Pack Rat

Size: Color:
Medium-sized rodents whose bodies measure about eight inches, with the tail slightly shorter than the head and body combined. Varies in color from cinnamon to brown, gray, yellowish gray, or creamy buff, depending on the species and specimen. The underside is clearly more lightly-colored than the upper part of the rat.
Pack rats are distinguished from Norway or roof rats by having more hair on the ears than either of the other two rats.


Pack rats get their name from their habit of taking small, bright or shiny objects and hoarding them in their nests. They will take beer can tabs, bottle caps, bits of foil, coins, and jewelry just to name a few items. Often, sticks or nuts the rat was carrying at the time are left at the site where the shiny object was acquired, thus the additional nickname of "trade" rat. They are mainly nocturnal creatures but may be active during the day. After establishing themselves within a building, pack rats will feed on foods within the building but will continue to forage for most of their food outdoors.


Pack rats tend to be more of a problem in buildings in most of the countries. Most species of pack rats are excellent climbers and some are actually semi-arboreal in preference -- meaning they will nest in trees. Others are ground nesters and will dig burrows in which to live. Numerous rats may occupy a single den.

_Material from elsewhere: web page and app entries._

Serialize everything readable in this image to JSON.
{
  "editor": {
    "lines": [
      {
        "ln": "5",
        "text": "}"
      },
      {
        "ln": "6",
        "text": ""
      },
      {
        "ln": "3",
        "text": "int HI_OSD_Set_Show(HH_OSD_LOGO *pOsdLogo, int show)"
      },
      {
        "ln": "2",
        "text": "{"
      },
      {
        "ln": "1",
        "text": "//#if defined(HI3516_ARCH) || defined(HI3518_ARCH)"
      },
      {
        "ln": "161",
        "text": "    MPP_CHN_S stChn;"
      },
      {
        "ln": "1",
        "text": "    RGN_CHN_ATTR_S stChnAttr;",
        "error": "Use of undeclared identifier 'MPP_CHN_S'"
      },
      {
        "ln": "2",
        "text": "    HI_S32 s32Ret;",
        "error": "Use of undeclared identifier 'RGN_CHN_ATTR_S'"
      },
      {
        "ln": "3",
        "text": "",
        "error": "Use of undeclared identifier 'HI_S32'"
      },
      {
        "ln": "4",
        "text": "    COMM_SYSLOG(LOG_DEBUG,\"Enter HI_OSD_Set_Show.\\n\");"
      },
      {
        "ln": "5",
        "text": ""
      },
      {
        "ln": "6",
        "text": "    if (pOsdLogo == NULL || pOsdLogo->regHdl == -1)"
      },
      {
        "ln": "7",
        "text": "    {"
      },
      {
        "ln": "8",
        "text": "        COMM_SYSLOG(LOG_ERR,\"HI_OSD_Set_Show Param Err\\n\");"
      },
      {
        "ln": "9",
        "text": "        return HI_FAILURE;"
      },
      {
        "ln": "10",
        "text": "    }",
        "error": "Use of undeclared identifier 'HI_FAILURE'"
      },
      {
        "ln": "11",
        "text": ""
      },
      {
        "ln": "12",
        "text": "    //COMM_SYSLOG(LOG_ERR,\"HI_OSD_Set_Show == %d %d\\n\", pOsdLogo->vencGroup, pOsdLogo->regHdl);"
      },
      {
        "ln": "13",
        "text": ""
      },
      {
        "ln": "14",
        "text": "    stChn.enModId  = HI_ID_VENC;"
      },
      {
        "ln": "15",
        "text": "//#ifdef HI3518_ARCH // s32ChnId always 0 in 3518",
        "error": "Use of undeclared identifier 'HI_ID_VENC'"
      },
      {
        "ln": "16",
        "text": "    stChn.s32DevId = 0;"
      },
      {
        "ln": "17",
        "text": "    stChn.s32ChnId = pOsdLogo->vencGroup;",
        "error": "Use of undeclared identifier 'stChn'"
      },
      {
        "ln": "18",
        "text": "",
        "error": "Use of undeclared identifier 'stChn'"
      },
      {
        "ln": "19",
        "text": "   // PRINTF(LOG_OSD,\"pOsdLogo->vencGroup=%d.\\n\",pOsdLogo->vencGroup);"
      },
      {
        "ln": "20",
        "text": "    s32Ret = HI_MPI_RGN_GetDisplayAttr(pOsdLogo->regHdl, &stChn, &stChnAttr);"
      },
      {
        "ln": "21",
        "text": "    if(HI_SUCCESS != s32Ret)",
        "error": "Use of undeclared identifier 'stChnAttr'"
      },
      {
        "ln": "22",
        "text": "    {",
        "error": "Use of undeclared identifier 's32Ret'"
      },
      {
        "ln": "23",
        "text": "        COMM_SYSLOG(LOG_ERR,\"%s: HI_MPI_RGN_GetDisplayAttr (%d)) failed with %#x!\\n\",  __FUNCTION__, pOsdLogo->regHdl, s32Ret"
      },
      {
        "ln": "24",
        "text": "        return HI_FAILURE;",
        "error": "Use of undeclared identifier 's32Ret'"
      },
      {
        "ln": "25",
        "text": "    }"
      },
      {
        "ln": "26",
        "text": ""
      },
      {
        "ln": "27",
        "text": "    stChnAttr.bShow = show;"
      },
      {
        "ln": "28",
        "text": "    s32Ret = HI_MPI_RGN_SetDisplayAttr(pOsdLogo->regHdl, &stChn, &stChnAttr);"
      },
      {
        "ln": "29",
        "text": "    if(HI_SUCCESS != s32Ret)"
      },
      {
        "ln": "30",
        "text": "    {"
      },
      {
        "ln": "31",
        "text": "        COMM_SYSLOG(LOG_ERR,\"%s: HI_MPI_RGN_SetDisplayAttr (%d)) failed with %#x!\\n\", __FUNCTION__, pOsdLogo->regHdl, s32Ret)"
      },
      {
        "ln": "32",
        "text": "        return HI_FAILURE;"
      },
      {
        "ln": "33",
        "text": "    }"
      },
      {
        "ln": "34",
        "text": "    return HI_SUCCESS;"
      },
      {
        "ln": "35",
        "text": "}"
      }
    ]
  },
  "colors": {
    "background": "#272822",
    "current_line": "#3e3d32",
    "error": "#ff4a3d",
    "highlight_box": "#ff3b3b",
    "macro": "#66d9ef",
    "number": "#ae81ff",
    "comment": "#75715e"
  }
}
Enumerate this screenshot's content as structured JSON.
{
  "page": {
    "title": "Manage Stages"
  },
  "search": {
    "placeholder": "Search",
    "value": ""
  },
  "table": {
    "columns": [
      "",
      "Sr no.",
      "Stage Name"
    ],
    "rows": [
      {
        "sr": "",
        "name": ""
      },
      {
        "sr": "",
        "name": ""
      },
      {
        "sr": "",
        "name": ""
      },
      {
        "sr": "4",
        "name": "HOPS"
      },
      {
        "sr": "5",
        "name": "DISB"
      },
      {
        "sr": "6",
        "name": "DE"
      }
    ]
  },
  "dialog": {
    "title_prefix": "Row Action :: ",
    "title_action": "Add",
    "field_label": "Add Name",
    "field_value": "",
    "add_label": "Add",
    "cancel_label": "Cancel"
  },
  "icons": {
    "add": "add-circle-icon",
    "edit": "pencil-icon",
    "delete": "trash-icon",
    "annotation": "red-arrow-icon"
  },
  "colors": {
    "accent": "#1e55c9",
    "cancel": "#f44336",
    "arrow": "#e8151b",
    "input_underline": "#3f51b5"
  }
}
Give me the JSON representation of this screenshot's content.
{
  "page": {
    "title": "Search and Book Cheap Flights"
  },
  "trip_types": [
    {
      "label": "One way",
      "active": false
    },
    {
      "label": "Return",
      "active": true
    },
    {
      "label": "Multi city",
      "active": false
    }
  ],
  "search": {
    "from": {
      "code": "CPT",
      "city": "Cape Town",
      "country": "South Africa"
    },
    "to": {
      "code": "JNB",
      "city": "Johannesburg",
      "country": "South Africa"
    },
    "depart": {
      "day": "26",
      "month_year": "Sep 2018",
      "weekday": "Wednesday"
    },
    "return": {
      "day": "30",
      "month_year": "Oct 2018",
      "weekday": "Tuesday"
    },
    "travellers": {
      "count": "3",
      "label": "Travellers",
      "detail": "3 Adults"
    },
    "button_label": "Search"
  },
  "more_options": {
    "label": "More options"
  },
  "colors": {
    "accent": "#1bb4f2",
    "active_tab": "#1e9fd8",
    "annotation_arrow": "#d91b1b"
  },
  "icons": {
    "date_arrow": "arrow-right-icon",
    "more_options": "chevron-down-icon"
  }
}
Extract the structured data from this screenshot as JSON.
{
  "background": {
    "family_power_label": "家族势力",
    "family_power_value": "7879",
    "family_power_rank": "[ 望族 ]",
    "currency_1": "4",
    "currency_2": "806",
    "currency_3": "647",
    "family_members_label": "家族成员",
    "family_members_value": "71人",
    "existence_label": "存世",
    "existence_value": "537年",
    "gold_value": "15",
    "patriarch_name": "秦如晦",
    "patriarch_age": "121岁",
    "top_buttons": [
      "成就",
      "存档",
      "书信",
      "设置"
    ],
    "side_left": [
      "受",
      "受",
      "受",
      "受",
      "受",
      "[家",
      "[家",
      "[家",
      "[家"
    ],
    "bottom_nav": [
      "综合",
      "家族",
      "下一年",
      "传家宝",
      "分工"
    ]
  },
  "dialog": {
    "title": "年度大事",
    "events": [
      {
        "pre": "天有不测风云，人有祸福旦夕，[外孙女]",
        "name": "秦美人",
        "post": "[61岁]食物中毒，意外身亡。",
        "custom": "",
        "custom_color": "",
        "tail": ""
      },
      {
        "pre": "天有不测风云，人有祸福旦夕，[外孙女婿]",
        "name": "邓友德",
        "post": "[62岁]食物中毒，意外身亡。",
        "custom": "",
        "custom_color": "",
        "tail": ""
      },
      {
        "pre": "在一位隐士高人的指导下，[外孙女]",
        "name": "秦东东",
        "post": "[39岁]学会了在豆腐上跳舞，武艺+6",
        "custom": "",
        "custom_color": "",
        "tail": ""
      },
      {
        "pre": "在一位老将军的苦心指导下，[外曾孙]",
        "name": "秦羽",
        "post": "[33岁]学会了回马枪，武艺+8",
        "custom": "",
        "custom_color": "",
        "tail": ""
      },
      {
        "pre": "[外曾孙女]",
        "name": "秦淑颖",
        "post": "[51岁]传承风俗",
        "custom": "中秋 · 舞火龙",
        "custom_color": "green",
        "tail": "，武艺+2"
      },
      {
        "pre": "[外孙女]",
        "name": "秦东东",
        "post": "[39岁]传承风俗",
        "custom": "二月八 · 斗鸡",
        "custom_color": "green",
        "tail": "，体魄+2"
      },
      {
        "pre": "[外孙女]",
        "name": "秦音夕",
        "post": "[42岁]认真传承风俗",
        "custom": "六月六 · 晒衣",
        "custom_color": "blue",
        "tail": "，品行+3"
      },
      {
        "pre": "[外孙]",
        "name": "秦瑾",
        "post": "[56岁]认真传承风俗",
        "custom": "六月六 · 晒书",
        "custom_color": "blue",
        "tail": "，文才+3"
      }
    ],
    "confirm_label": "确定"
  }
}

Tips for Control

The best way to avoid invasions of mice is to (1) provide as little harborage as possible that might attract rodents, and (2) seal as many holes and cracks in the outside of the home through which mice might enter. Follow these recommendations to help prevent rodents from seeking the shelter provided by your home:
Keep firewood stored as far from the home as possible and store it off the ground.
If possible, remove any piles of debris, stones, bricks, etc. If these are near the foundation of the home they serve as harborages to attract rodents. Once there, it is any easy step for rodents to enter the building itself.
Do not allow piles of leaves to accumulate next to the home's foundation. This also serves as attractive harborage for rodents - mice in particular.
Seal any hole or crack larger than 1/4 of an inch. A good rule of thumb is that if a pencil can fit into it, a mouse could too. Large holes or cracks should be stuffed with steel wool or wire mesh before sealing with caulk or foam, otherwise rodents could chew through to enter.
Install good, thick weatherstrip on the bottom of all doors to prevent rodents from entering.
Remember, our service includes coverage of commensal rats and mice, and much of the service provided is to inspect for signs of rodents and to maintain preventive control measures.